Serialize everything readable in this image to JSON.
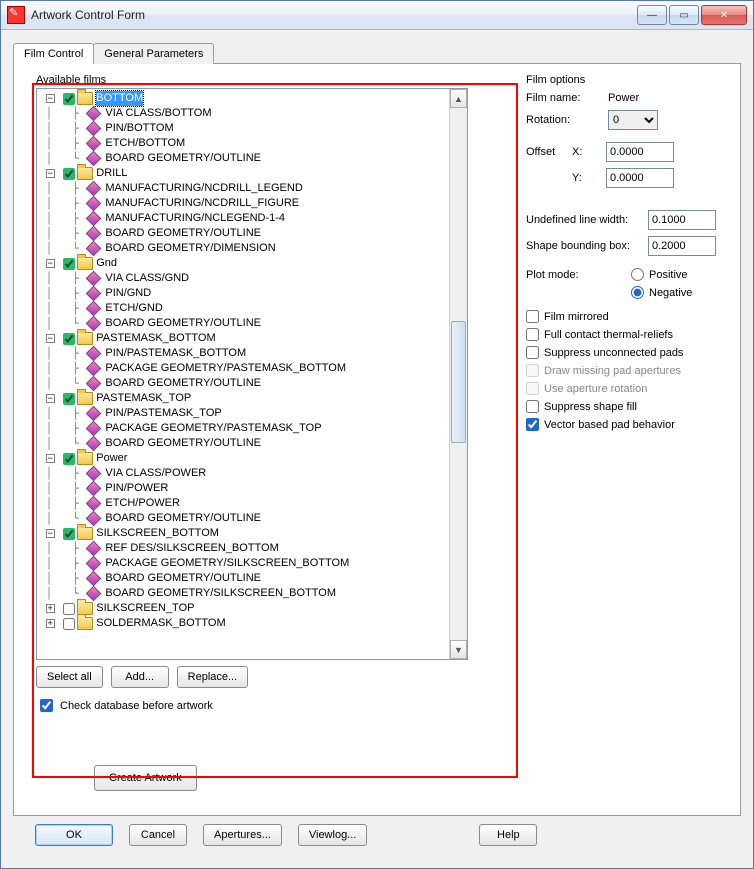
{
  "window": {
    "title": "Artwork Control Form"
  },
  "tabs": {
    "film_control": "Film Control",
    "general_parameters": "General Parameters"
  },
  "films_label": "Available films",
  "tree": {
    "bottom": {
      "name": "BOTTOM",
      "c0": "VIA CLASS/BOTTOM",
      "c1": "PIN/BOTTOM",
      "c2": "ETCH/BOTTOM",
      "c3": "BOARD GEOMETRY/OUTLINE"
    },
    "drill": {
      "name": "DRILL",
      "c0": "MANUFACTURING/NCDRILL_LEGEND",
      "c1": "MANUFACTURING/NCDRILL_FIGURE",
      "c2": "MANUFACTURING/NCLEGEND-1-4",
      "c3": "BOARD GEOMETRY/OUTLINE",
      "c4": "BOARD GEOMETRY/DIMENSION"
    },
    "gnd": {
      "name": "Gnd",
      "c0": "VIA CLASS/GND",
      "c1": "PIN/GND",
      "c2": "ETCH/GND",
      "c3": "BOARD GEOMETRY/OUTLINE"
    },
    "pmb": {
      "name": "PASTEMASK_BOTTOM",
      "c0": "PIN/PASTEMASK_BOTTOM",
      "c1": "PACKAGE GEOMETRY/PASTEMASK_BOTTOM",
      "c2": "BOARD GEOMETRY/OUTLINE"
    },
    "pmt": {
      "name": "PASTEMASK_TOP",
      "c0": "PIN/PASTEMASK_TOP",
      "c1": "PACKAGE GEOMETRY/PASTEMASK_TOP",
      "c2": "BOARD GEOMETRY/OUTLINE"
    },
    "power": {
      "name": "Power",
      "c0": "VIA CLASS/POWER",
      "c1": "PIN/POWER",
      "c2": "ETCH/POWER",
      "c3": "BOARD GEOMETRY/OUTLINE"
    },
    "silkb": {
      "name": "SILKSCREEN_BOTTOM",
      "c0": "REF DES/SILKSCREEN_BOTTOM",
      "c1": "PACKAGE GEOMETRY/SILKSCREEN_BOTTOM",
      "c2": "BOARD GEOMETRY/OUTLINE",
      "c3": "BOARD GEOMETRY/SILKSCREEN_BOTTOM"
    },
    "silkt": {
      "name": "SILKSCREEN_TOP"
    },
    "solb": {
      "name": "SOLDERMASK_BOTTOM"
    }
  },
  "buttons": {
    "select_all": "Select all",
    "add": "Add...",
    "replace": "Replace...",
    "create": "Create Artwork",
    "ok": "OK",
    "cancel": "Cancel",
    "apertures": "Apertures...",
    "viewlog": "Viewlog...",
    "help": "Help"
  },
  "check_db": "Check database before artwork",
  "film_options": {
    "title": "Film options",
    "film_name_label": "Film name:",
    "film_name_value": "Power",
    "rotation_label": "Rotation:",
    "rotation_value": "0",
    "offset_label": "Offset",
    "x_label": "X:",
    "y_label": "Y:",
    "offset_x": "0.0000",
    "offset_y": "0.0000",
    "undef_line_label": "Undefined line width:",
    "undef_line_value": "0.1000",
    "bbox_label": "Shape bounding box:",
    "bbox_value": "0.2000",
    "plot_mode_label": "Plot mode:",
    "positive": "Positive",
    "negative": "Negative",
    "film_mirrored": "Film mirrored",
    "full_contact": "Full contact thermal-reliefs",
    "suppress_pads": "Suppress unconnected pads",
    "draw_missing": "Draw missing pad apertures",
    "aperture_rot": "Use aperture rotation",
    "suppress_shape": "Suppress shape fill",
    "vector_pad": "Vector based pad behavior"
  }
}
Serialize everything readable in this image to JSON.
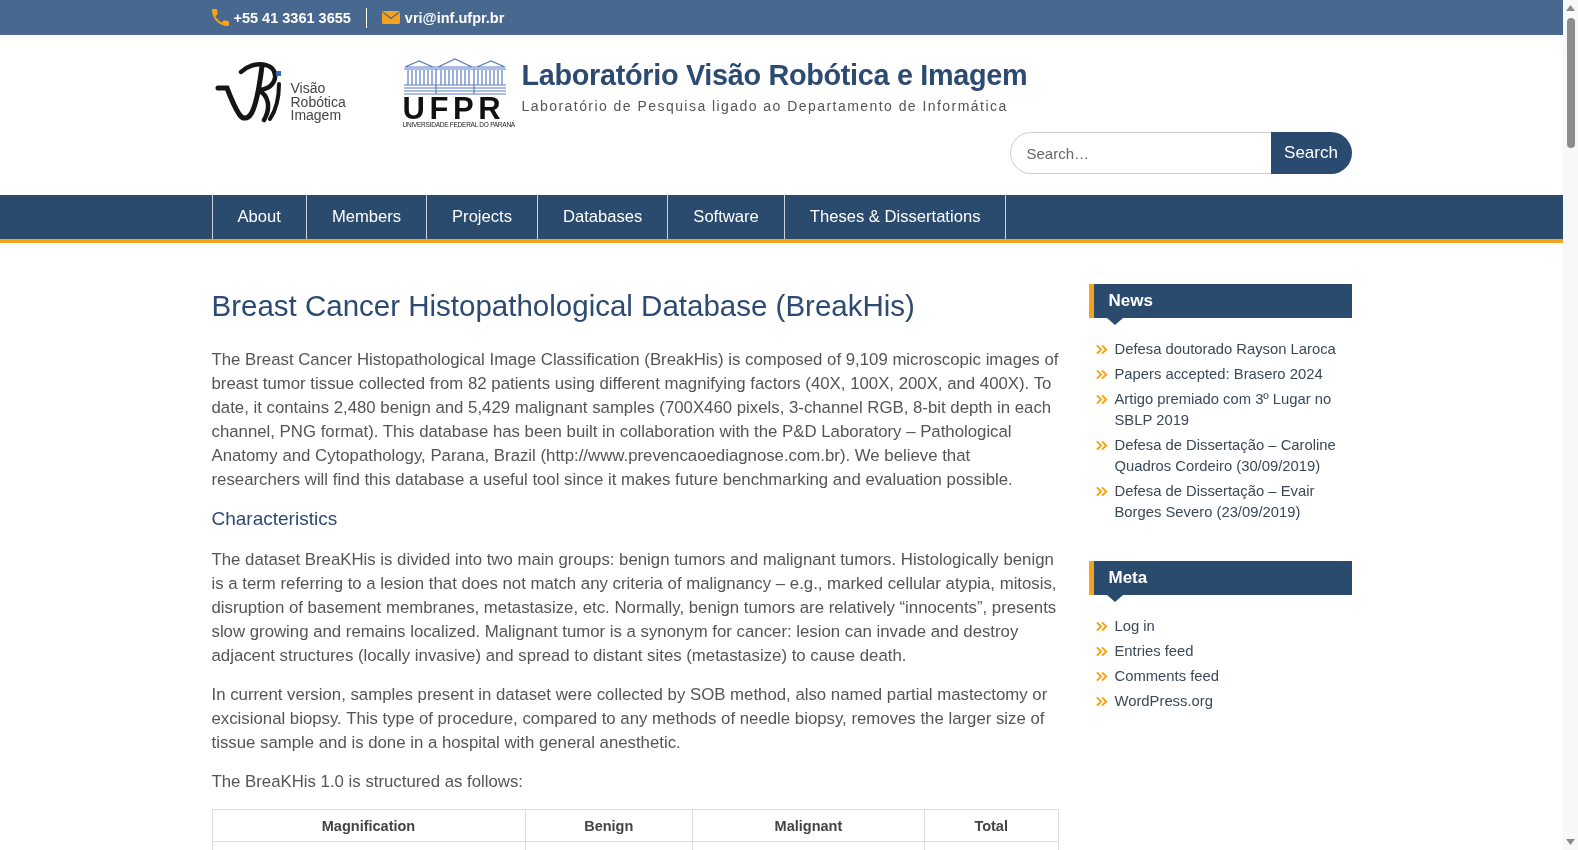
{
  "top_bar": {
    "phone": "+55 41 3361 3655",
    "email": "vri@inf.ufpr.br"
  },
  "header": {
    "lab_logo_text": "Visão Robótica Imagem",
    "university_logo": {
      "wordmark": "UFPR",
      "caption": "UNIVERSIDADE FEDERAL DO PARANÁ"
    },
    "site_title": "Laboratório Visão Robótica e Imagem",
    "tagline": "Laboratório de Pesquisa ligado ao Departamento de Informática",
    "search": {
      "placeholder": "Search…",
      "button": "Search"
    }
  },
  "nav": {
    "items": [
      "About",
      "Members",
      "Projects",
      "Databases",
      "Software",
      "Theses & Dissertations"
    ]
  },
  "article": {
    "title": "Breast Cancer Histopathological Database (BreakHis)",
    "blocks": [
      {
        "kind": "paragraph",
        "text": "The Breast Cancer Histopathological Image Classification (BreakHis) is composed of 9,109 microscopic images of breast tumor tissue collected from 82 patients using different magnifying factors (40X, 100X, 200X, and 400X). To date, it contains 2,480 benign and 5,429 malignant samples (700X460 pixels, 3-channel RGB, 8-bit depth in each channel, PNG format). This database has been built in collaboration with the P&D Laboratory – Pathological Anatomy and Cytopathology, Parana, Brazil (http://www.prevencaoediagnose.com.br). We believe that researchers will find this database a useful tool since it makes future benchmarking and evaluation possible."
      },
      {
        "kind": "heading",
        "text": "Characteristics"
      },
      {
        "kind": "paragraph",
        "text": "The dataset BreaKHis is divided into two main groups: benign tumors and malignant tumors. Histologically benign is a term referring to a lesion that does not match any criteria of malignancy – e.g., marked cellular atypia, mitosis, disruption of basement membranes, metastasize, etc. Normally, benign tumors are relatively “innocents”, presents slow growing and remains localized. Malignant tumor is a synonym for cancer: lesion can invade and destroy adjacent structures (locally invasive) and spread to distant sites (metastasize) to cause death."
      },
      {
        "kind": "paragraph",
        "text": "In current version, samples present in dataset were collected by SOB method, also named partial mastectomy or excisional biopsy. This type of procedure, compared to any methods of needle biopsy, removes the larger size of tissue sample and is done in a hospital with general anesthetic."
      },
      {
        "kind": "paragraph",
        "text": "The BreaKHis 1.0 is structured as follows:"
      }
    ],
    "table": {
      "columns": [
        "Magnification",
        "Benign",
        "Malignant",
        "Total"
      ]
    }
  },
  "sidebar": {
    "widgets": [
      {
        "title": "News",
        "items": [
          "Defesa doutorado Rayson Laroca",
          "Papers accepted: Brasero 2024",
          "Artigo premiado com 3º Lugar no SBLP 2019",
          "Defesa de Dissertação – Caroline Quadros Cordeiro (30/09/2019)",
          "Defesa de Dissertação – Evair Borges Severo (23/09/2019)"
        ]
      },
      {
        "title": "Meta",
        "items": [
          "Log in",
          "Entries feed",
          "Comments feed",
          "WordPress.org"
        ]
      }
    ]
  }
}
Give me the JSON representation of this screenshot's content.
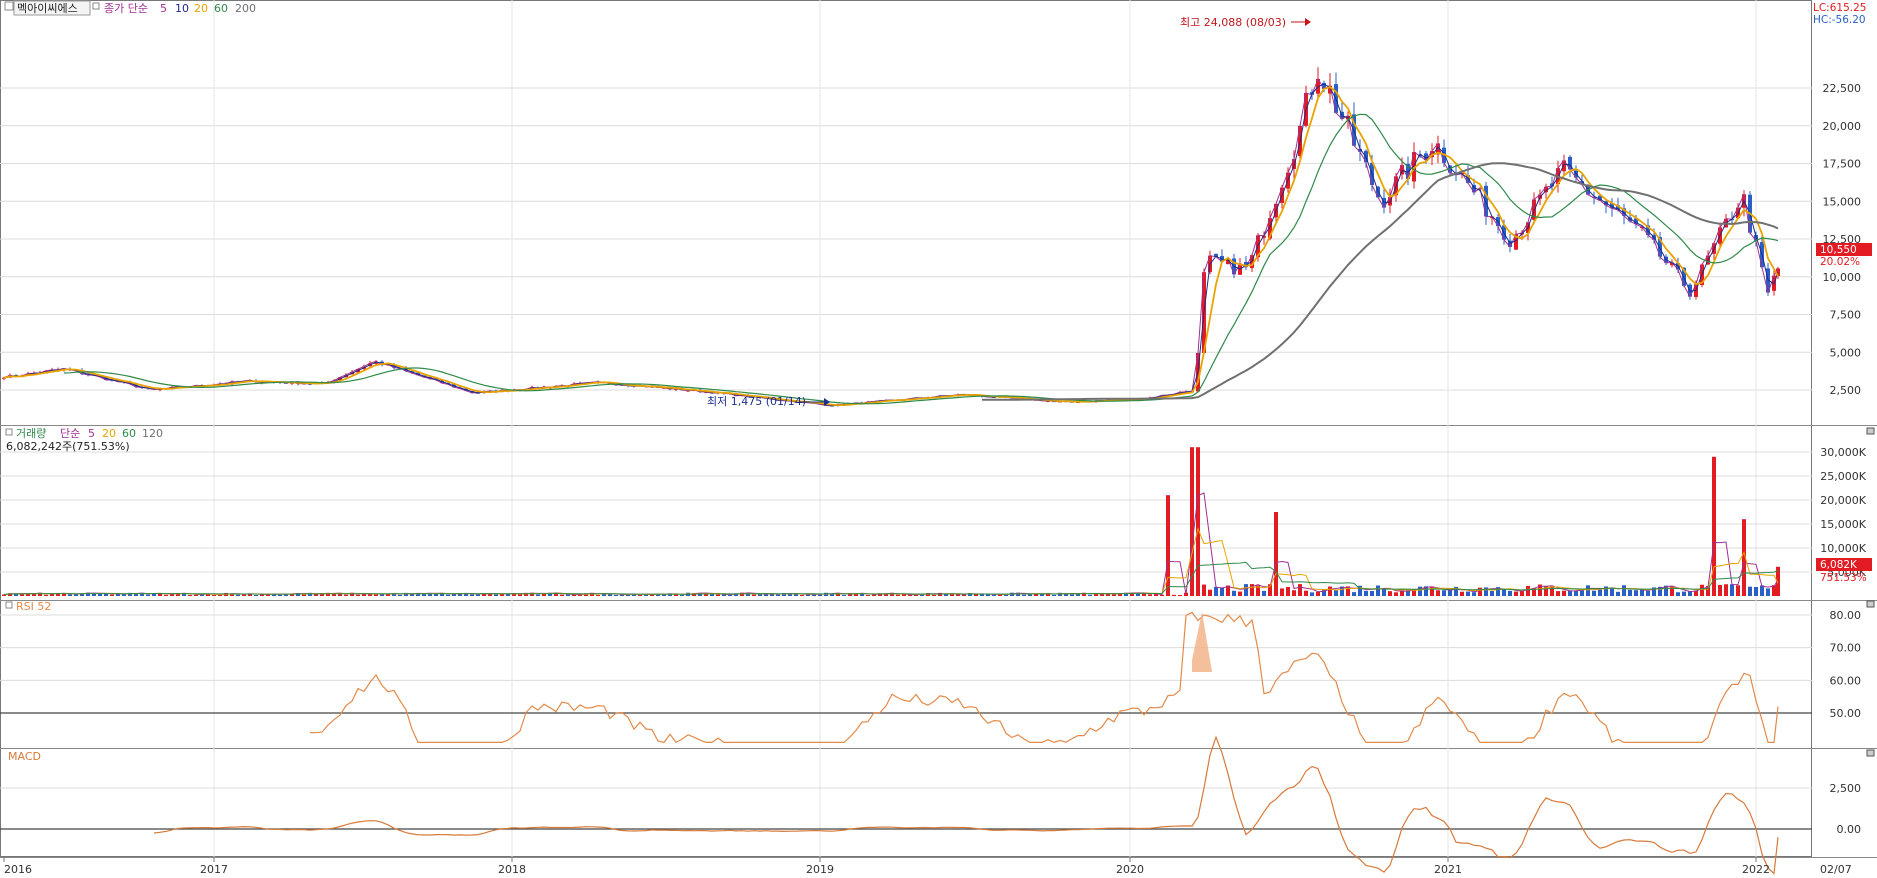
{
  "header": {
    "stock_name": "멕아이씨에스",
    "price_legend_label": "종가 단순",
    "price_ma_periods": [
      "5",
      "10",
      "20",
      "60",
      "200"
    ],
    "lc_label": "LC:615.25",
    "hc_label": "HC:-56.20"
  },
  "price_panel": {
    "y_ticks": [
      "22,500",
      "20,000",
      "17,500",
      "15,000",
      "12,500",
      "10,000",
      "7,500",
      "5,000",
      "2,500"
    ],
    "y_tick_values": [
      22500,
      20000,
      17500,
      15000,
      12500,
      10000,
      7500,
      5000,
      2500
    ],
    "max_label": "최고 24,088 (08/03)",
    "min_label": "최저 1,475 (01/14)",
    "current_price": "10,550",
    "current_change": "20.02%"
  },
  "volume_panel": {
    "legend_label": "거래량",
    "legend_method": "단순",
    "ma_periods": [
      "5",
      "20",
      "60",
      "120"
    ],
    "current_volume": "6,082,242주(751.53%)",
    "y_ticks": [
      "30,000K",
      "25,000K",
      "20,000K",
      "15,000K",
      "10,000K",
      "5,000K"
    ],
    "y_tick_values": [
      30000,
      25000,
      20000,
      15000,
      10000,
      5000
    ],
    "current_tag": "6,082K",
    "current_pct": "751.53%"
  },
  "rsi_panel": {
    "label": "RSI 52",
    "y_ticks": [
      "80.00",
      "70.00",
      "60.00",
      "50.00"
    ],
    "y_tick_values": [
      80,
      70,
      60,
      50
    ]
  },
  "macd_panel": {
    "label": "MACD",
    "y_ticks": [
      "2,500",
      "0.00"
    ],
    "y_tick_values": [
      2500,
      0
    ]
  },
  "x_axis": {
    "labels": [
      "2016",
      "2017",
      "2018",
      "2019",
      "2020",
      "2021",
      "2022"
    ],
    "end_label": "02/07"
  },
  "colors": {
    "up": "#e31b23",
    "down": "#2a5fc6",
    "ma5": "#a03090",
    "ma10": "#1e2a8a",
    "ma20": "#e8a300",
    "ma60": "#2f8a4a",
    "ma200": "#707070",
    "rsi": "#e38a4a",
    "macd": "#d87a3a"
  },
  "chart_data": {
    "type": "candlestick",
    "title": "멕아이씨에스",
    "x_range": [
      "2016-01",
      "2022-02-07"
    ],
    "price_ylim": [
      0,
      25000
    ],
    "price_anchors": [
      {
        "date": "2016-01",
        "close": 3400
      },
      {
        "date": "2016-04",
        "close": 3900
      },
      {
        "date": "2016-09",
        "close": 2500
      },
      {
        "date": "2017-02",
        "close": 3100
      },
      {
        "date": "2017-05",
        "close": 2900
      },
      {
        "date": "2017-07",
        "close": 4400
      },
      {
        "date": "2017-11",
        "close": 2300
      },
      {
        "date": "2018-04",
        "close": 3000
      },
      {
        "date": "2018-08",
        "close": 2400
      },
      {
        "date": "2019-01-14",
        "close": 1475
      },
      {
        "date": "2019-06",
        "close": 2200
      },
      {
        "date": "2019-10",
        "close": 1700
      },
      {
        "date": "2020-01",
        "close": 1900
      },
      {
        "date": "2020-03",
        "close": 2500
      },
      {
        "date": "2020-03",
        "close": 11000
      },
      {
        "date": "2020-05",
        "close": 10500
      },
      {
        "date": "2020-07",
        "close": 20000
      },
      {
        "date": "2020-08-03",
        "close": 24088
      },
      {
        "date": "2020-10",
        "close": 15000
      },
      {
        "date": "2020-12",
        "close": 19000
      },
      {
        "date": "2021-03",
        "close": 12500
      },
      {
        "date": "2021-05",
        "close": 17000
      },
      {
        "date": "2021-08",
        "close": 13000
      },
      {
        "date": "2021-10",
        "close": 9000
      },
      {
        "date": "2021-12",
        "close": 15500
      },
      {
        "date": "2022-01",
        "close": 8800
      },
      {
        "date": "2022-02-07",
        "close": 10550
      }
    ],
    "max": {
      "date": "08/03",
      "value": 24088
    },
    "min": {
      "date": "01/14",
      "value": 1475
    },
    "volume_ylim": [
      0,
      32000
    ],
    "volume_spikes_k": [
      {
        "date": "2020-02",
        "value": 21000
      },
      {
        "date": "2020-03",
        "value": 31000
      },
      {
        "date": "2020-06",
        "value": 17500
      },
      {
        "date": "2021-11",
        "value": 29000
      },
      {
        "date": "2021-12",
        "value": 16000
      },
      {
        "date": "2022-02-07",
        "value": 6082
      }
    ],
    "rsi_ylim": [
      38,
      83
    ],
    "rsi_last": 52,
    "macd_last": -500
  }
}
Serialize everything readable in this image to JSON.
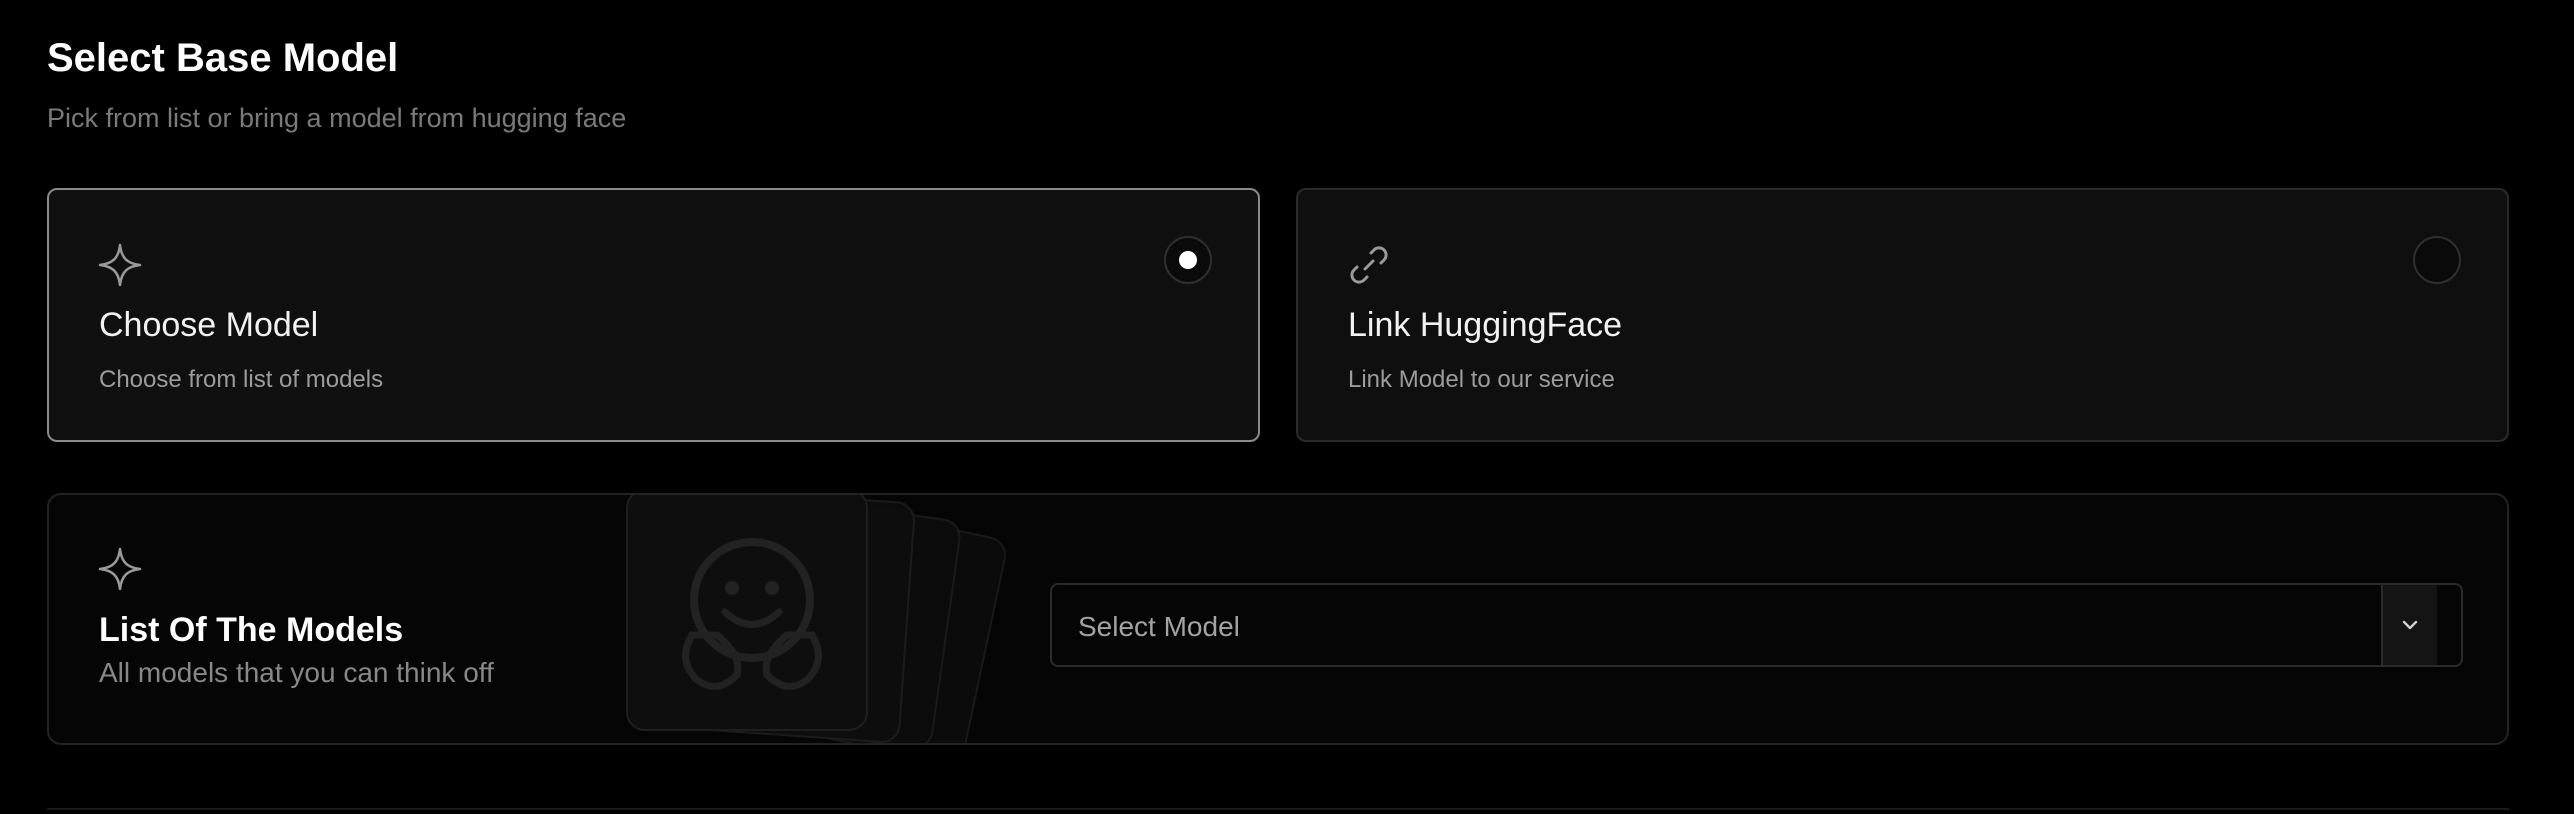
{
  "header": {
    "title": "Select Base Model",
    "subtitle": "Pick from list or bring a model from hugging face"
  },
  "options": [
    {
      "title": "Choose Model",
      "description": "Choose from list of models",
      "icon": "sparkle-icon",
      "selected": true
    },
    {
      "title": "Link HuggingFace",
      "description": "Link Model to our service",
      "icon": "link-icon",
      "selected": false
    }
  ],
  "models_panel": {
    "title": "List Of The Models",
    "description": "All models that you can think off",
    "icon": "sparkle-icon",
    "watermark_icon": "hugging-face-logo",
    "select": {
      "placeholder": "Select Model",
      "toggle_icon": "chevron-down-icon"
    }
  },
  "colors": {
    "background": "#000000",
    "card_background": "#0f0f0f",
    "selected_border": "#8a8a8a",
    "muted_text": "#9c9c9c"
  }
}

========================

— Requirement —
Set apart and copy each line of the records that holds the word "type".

— Exercise output —
        "text": "In current version, samples present in dataset were collected by SOB method, also named partial mastectomy or excisional biopsy. This type of procedure, compared to any methods of needle biopsy, removes the larger size of tissue sample and is done in a hospital with general anesthetic."
    "type": "candlestick",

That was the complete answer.